The end came in 1986, when Laurence Tisch assumed the helm of CBS. At that time, the network was in a state of financial and operational turmoil. Soon after taking over, Tisch closed the Technology Center as part of a belt-tightening move.
While Audimax and Volumax were the company’s best-known radio products, there were others. The CBS 4500 Dynamic Presence Equalizer, dating from 1973, was designed to enhance poor quality voice content, as might come from noisy remote lines, azimuth alignment errors or incorrect line equalization. In the speech-only mode, the 4500 would detect speech content and boost the signal in the 2–4 kHz “presence band” if it was too low. It could also be set to process everything.
The Model 700 loudness indicator was introduced in 1968 and was the outcome of a three-year research project with the CBS radio and television networks. It had long been known that some program content seemed louder than other material, even though the VU meter readings were the same. The lab’s research uncovered several factors that contributed to perceived loudness, and the 700 provided a quantitative indication of these. This was a landmark device, and a major turning point in the AM loudness wars.
CBS products are also remembered for their “mystery modules,” bits of proprietary circuitry encapsulated in potting compound contained in small metal modules. One of these is pictured on the power supply board of the 4400. It controlled the logic of the gating action. The origin of these modules in industrial electronics is murky, and CBS was probably not the first to do this. They certainly brought the practice into the broadcasting realm. Other manufacturers followed suit, particularly with audio processors. Orban had some, as did Modulation Sciences, with its CP-803 composite processor.
In the history of audio processors, the CBS Audimax belongs in the chapter titled “The Calm Before the Storm.” It was designed and used at the time when the sole purpose of processors was to maintain modulation between 85 to 100 percent modulation, as specified by the FCC. Soon, the AM loudness wars would begin, then AGCs and peak limiters would evolve into tools to create a unique “sound” for the station and also to blow the competition off the dial.

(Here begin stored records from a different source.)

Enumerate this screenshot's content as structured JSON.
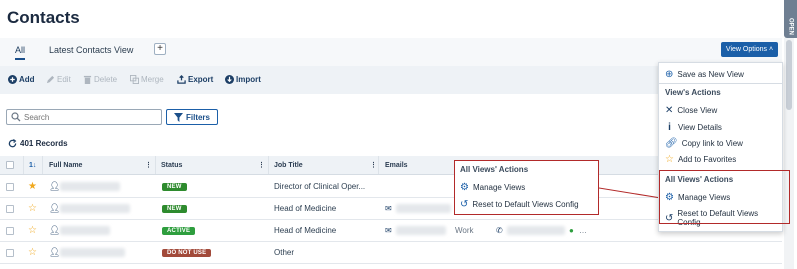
{
  "page_title": "Contacts",
  "tabs": [
    {
      "label": "All"
    },
    {
      "label": "Latest Contacts View"
    },
    {
      "label": "+"
    }
  ],
  "view_options_label": "View Options ˄",
  "open_tab_label": "OPEN",
  "toolbar": {
    "add": "Add",
    "edit": "Edit",
    "delete": "Delete",
    "merge": "Merge",
    "export": "Export",
    "import": "Import"
  },
  "search": {
    "placeholder": "Search"
  },
  "filters_label": "Filters",
  "records_label": "401 Records",
  "columns": {
    "sort": "1↓",
    "full_name": "Full Name",
    "status": "Status",
    "job_title": "Job Title",
    "emails": "Emails"
  },
  "rows": [
    {
      "status": "NEW",
      "status_color": "#2e8b2e",
      "job_title": "Director of Clinical Oper...",
      "starred": true
    },
    {
      "status": "NEW",
      "status_color": "#2e8b2e",
      "job_title": "Head of Medicine",
      "starred": false
    },
    {
      "status": "ACTIVE",
      "status_color": "#2e9e3e",
      "job_title": "Head of Medicine",
      "starred": false,
      "phone_type": "Work"
    },
    {
      "status": "DO NOT USE",
      "status_color": "#a24a3a",
      "job_title": "Other",
      "starred": false
    }
  ],
  "popup": {
    "title": "All Views' Actions",
    "manage": "Manage Views",
    "reset": "Reset to Default Views Config"
  },
  "menu": {
    "save_as_new": "Save as New View",
    "views_actions_title": "View's Actions",
    "close_view": "Close View",
    "view_details": "View Details",
    "copy_link": "Copy link to View",
    "add_favorites": "Add to Favorites",
    "all_views_title": "All Views' Actions",
    "manage_views": "Manage Views",
    "reset_default": "Reset to Default Views Config"
  },
  "colors": {
    "accent": "#1b5fa8",
    "highlight": "#b22a2a",
    "star": "#f0a81e"
  }
}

Along the way, the basic broadband gated AGC would take some important evolutionary steps. When pushed hard, the sound of the AGC could best be described as unnatural. That was usually because one portion of the audio spectrum, typically the bass, was controlling the AGC action. This was particularly noticeable with disco.
At this time, much of the brain trust in broadcast engineering resided in the engineering departments, particularly at major market radio stations. Research, brainstorming, designing and tinkering with the broadband AGC design began. One of the outcomes was multiband limiting. The optimal number of bands, how to set the crossover between them, and how to process each was an ongoing debate.
Those first multiband processors were really hybrids of manufactured gear and homemade devices. One of the earliest was at WRKO in Boston. It occupied an entire equipment rack at the transmitter site. Similar efforts were underway at WABC New York, CKLW Windsor Ontario, and other stations. The first commercially available multi-band processor was the Dorrough Electronics 310 DAP.
No less than three Audimax 4440s live in my attic. One was found while cleaning out a transmitter building, the other two were being tossed when a station moved for consolidation. At the time they were acquired, we were well into the Age of Orban and the Age of Texar, so no attempt has been made to test or revive them. As with many pieces of broadcast gear that are well past their prime, they make great display items for the office.